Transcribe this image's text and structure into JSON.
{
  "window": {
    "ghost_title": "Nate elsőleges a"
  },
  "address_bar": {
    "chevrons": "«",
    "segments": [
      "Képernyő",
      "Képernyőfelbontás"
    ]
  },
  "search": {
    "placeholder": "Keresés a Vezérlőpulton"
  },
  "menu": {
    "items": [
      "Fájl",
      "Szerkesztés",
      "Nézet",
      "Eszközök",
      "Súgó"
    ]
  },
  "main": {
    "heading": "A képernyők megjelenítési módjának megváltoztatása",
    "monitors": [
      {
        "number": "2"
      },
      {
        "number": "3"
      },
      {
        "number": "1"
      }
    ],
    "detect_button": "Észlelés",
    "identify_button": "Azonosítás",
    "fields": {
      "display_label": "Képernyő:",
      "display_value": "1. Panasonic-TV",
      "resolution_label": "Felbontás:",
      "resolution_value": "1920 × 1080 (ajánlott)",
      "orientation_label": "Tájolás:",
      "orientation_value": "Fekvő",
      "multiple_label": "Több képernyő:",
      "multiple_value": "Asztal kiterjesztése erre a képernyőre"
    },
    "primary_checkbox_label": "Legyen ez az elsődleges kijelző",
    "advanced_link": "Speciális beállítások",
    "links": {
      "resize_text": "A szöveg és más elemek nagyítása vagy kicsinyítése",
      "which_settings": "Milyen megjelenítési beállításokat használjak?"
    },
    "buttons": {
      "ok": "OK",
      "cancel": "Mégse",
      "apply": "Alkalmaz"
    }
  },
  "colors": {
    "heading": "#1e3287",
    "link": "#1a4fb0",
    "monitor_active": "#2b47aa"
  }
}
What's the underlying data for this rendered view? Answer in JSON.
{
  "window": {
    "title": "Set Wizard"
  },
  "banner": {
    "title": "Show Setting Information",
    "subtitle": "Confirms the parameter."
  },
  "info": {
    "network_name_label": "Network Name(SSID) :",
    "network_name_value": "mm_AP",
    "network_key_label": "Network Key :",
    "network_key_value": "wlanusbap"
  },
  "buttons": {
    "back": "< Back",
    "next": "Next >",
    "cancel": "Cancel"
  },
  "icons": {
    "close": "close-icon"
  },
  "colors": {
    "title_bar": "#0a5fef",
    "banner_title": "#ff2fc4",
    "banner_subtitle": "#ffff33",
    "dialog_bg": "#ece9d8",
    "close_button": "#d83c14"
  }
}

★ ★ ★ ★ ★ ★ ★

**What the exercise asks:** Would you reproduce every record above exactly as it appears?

**Solved exercise:**
Transcribe this image's text and structure into JSON.
{
  "window": {
    "ghost_title": "Nate elsőleges a"
  },
  "address_bar": {
    "chevrons": "«",
    "segments": [
      "Képernyő",
      "Képernyőfelbontás"
    ]
  },
  "search": {
    "placeholder": "Keresés a Vezérlőpulton"
  },
  "menu": {
    "items": [
      "Fájl",
      "Szerkesztés",
      "Nézet",
      "Eszközök",
      "Súgó"
    ]
  },
  "main": {
    "heading": "A képernyők megjelenítési módjának megváltoztatása",
    "monitors": [
      {
        "number": "2"
      },
      {
        "number": "3"
      },
      {
        "number": "1"
      }
    ],
    "detect_button": "Észlelés",
    "identify_button": "Azonosítás",
    "fields": {
      "display_label": "Képernyő:",
      "display_value": "1. Panasonic-TV",
      "resolution_label": "Felbontás:",
      "resolution_value": "1920 × 1080 (ajánlott)",
      "orientation_label": "Tájolás:",
      "orientation_value": "Fekvő",
      "multiple_label": "Több képernyő:",
      "multiple_value": "Asztal kiterjesztése erre a képernyőre"
    },
    "primary_checkbox_label": "Legyen ez az elsődleges kijelző",
    "advanced_link": "Speciális beállítások",
    "links": {
      "resize_text": "A szöveg és más elemek nagyítása vagy kicsinyítése",
      "which_settings": "Milyen megjelenítési beállításokat használjak?"
    },
    "buttons": {
      "ok": "OK",
      "cancel": "Mégse",
      "apply": "Alkalmaz"
    }
  },
  "colors": {
    "heading": "#1e3287",
    "link": "#1a4fb0",
    "monitor_active": "#2b47aa"
  }
}
What's the underlying data for this rendered view? Answer in JSON.
{
  "window": {
    "title": "Set Wizard"
  },
  "banner": {
    "title": "Show Setting Information",
    "subtitle": "Confirms the parameter."
  },
  "info": {
    "network_name_label": "Network Name(SSID) :",
    "network_name_value": "mm_AP",
    "network_key_label": "Network Key :",
    "network_key_value": "wlanusbap"
  },
  "buttons": {
    "back": "< Back",
    "next": "Next >",
    "cancel": "Cancel"
  },
  "icons": {
    "close": "close-icon"
  },
  "colors": {
    "title_bar": "#0a5fef",
    "banner_title": "#ff2fc4",
    "banner_subtitle": "#ffff33",
    "dialog_bg": "#ece9d8",
    "close_button": "#d83c14"
  }
}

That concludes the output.